This week marks the last week of my alternative family medicine rotation. Being an osteopathic student, I thought I had a pretty good grasp of holistic medicine until I stepped foot into my current rotation. My preceptor is an osteopathic doctor but was inspired to practice naturopathic-like medicine after he experienced a change in his health twenty years ago. Naturopathic medicine is described as a “whole person” holistic philosophy that combines different treatment modalities such as: botanical medicine, naturopathic physical medicine (including naturopathic manipulative therapy), homeopathy, and acupuncture.

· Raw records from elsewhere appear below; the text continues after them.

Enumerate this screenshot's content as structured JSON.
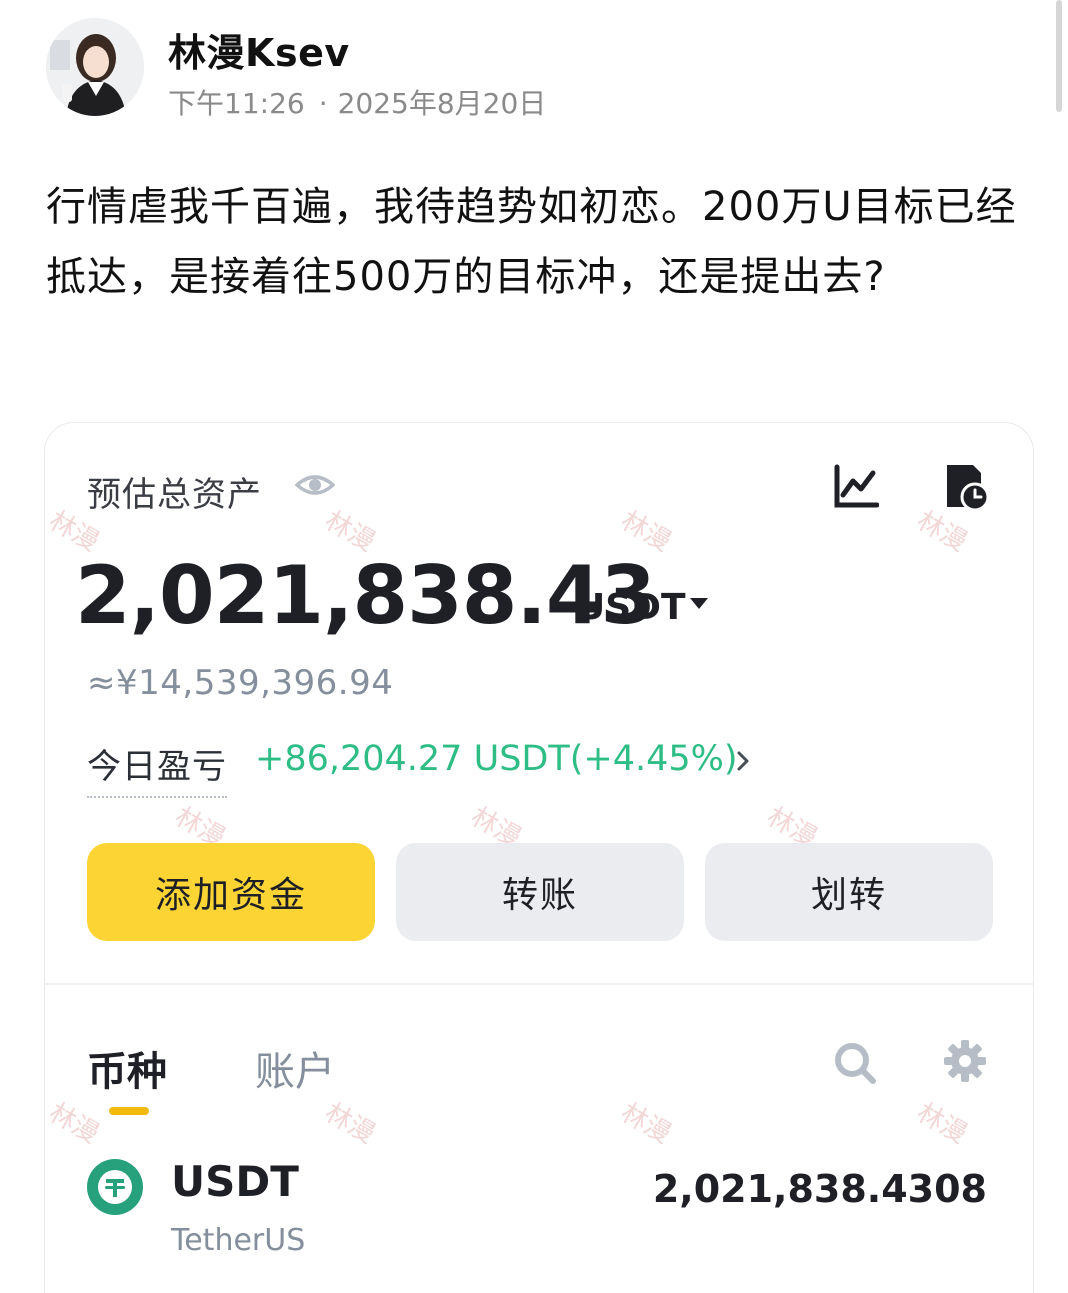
{
  "post": {
    "author": "林漫Ksev",
    "time": "下午11:26",
    "date": "2025年8月20日",
    "text": "行情虐我千百遍，我待趋势如初恋。200万U目标已经抵达，是接着往500万的目标冲，还是提出去?"
  },
  "wallet": {
    "estimated_label": "预估总资产",
    "total": "2,021,838.43",
    "unit": "USDT",
    "fiat": "≈¥14,539,396.94",
    "pnl_label": "今日盈亏",
    "pnl_value": "+86,204.27 USDT(+4.45%)",
    "buttons": {
      "add_funds": "添加资金",
      "transfer": "转账",
      "move": "划转"
    },
    "tabs": {
      "coins": "币种",
      "accounts": "账户"
    },
    "assets": [
      {
        "symbol": "USDT",
        "name": "TetherUS",
        "amount": "2,021,838.4308"
      }
    ],
    "watermark": "林漫"
  },
  "colors": {
    "accent": "#fcd535",
    "positive": "#2ebd85",
    "tab_indicator": "#f0b90b",
    "tether": "#26a17b"
  }
}
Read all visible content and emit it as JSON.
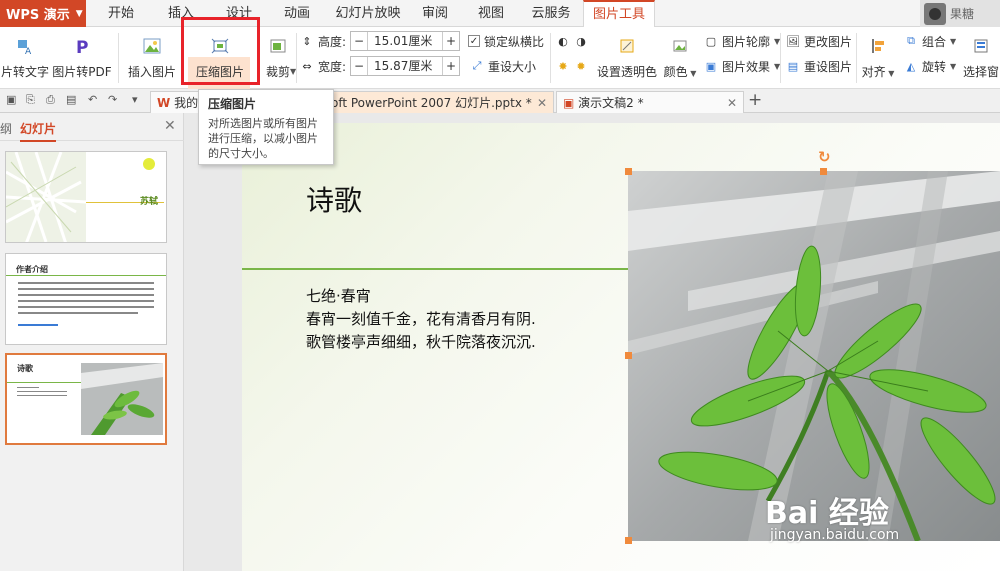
{
  "app": {
    "name": "WPS 演示"
  },
  "menu_tabs": [
    "开始",
    "插入",
    "设计",
    "动画",
    "幻灯片放映",
    "审阅",
    "视图",
    "云服务",
    "图片工具"
  ],
  "user": {
    "name": "果糖"
  },
  "ribbon": {
    "pic_to_text": "片转文字",
    "pic_to_pdf": "图片转PDF",
    "insert_picture": "插入图片",
    "compress_picture": "压缩图片",
    "crop": "裁剪",
    "height_label": "高度:",
    "height_value": "15.01厘米",
    "width_label": "宽度:",
    "width_value": "15.87厘米",
    "lock_ratio": "锁定纵横比",
    "reset_size": "重设大小",
    "set_transparent": "设置透明色",
    "color": "颜色",
    "picture_outline": "图片轮廓",
    "picture_effects": "图片效果",
    "change_picture": "更改图片",
    "reset_picture": "重设图片",
    "align": "对齐",
    "group": "组合",
    "rotate": "旋转",
    "selection_pane": "选择窗"
  },
  "tooltip": {
    "title": "压缩图片",
    "body": "对所选图片或所有图片进行压缩，以减小图片的尺寸大小。"
  },
  "doc_tabs": [
    {
      "label": "我的",
      "active": false
    },
    {
      "label": "oft PowerPoint 2007 幻灯片.pptx *",
      "active": true
    },
    {
      "label": "演示文稿2 *",
      "active": false
    }
  ],
  "panel": {
    "outline_tab": "纲",
    "slides_tab": "幻灯片",
    "thumbs": [
      {
        "index": 1,
        "author": "苏轼"
      },
      {
        "index": 2,
        "title": "作者介绍"
      },
      {
        "index": 3,
        "title": "诗歌"
      }
    ]
  },
  "slide": {
    "title": "诗歌",
    "lines": [
      "七绝·春宵",
      "春宵一刻值千金，花有清香月有阴.",
      "歌管楼亭声细细，秋千院落夜沉沉."
    ]
  },
  "watermark": {
    "text": "Bai  经验",
    "url": "jingyan.baidu.com"
  },
  "colors": {
    "accent": "#d24726",
    "highlight": "#e8232a",
    "green": "#7ab648",
    "handle": "#f08a3c"
  }
}
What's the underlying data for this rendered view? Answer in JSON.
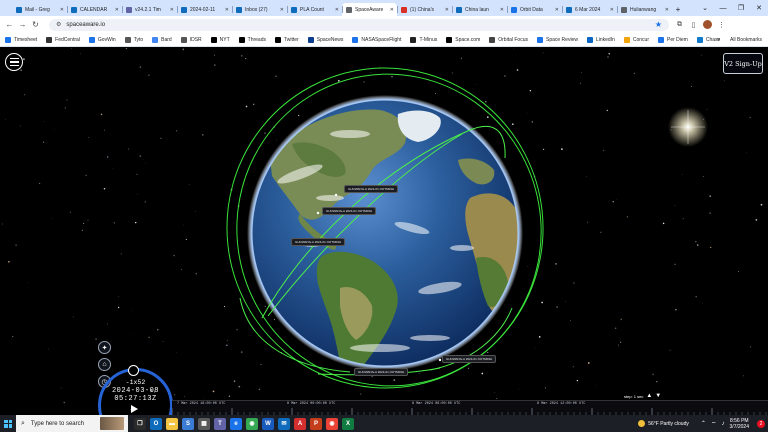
{
  "browser": {
    "tabs": [
      {
        "label": "Mail - Greg",
        "color": "#0f6cbd"
      },
      {
        "label": "CALENDAR",
        "color": "#0f6cbd"
      },
      {
        "label": "v24.2.1 Tim",
        "color": "#6264a7"
      },
      {
        "label": "2024-02-11",
        "color": "#0f6cbd"
      },
      {
        "label": "Inbox (27)",
        "color": "#0f6cbd"
      },
      {
        "label": "PLA Count",
        "color": "#0f6cbd"
      },
      {
        "label": "SpaceAware",
        "color": "#5f6368"
      },
      {
        "label": "(1) China's",
        "color": "#d93025"
      },
      {
        "label": "China laun",
        "color": "#0f6cbd"
      },
      {
        "label": "Orbit Data",
        "color": "#1a73e8"
      },
      {
        "label": "6 Mar 2024",
        "color": "#0f6cbd"
      },
      {
        "label": "Hulianwang",
        "color": "#5f6368"
      }
    ],
    "active_tab_index": 6,
    "url": "spaceaware.io",
    "bookmarks": [
      {
        "label": "Timesheet",
        "color": "#1a73e8"
      },
      {
        "label": "FedCentral",
        "color": "#333"
      },
      {
        "label": "GovWin",
        "color": "#1a73e8"
      },
      {
        "label": "Tyto",
        "color": "#555"
      },
      {
        "label": "Bard",
        "color": "#4285f4"
      },
      {
        "label": "IDSR",
        "color": "#555"
      },
      {
        "label": "NYT",
        "color": "#000"
      },
      {
        "label": "Threads",
        "color": "#000"
      },
      {
        "label": "Twitter",
        "color": "#000"
      },
      {
        "label": "SpaceNews",
        "color": "#0b3d91"
      },
      {
        "label": "NASASpaceFlight",
        "color": "#1a73e8"
      },
      {
        "label": "T-Minus",
        "color": "#222"
      },
      {
        "label": "Space.com",
        "color": "#000"
      },
      {
        "label": "Orbital Focus",
        "color": "#444"
      },
      {
        "label": "Space Review",
        "color": "#1a73e8"
      },
      {
        "label": "LinkedIn",
        "color": "#0a66c2"
      },
      {
        "label": "Concur",
        "color": "#f0a30a"
      },
      {
        "label": "Per Diem",
        "color": "#1a73e8"
      },
      {
        "label": "Chase",
        "color": "#117aca"
      }
    ],
    "all_bookmarks_label": "All Bookmarks"
  },
  "app": {
    "signup_label": "V2 Sign-Up",
    "satellite_labels": [
      "GUOWANG-A 2024-01 OOTM03H",
      "GUOWANG-A 2024-01 OOTM03H",
      "GUOWANG-A 2024-01 OOTM03H",
      "GUOWANG-A 2024-01 OOTM03H",
      "GUOWANG-A 2024-01 OOTM03H"
    ],
    "time": {
      "multiplier": "-1x52",
      "date": "2024-03-08",
      "clock": "05:27:13Z"
    },
    "timeline": {
      "labels": [
        "7 Mar 2024 18:00:00 UTC",
        "8 Mar 2024 00:00:00 UTC",
        "8 Mar 2024 06:00:00 UTC",
        "8 Mar 2024 12:00:00 UTC"
      ],
      "step_label": "step: 1 sec"
    }
  },
  "taskbar": {
    "search_placeholder": "Type here to search",
    "apps": [
      {
        "name": "task-view",
        "color": "#2b2b2b",
        "glyph": "❐"
      },
      {
        "name": "outlook",
        "color": "#0f6cbd",
        "glyph": "O"
      },
      {
        "name": "explorer",
        "color": "#f4c542",
        "glyph": "▬"
      },
      {
        "name": "store",
        "color": "#3a7bd5",
        "glyph": "S"
      },
      {
        "name": "calculator",
        "color": "#5a5a5a",
        "glyph": "▦"
      },
      {
        "name": "teams",
        "color": "#6264a7",
        "glyph": "T"
      },
      {
        "name": "edge",
        "color": "#1a73e8",
        "glyph": "e"
      },
      {
        "name": "chrome",
        "color": "#34a853",
        "glyph": "◉"
      },
      {
        "name": "word",
        "color": "#185abd",
        "glyph": "W"
      },
      {
        "name": "mail",
        "color": "#0f6cbd",
        "glyph": "✉"
      },
      {
        "name": "acrobat",
        "color": "#d32f2f",
        "glyph": "A"
      },
      {
        "name": "powerpoint",
        "color": "#c43e1c",
        "glyph": "P"
      },
      {
        "name": "chrome-2",
        "color": "#ea4335",
        "glyph": "◉"
      },
      {
        "name": "excel",
        "color": "#107c41",
        "glyph": "X"
      }
    ],
    "weather": "56°F  Partly cloudy",
    "time": "8:56 PM",
    "date": "3/7/2024",
    "notification_count": "2"
  }
}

I have to admit, the first week of this rotation was eye-opening because it challenged the traditional medicine philosophies I’ve been taught. Instead of diagnosing patients with imaging or ordering treatments to cure symptoms, my preceptor looked for causal factors of their symptoms. Exactly why are they having fatigue? What in their environment or diet is causing them to have brain fog? How do we lessen the toxic load these patients have so that we can decrease the amount of medications they are taking? How can we create a timeline of events to find these causal factors?
Each patient encounter ranged from 30-90 minutes depending on whether they had lab follow-ups or if they were a new patient. This was incredible! To be able to talk to patients without worrying much about time allowed us to get a very complete history. This helped guide us through alternative and more natural treatments. Many of the treatments were the same for patients and involved prescribing various vitamins and supplements. My preceptor based many of his treatments on lab values and it was really great seeing patients improve in their symptoms.
I also learned a lot about how to become healthier, myself. I didn’t realize how many toxic things I had in my life from plastic water bottles, hair dye, lack of vitamins, to using entirely too many wireless devices. At first, I didn’t know how I was going to feel about learning such a different philosophy of medicine but at the end of the day, I am glad I did this rotation. I think that we can be so stuck on one point of view that we fail to consider other possible paths to the same outcome. I highly suggest doing an alternative medicine rotation to allow yourself to be open to other forms of treatment. I think all in all, it will help you become a better physician for your patient!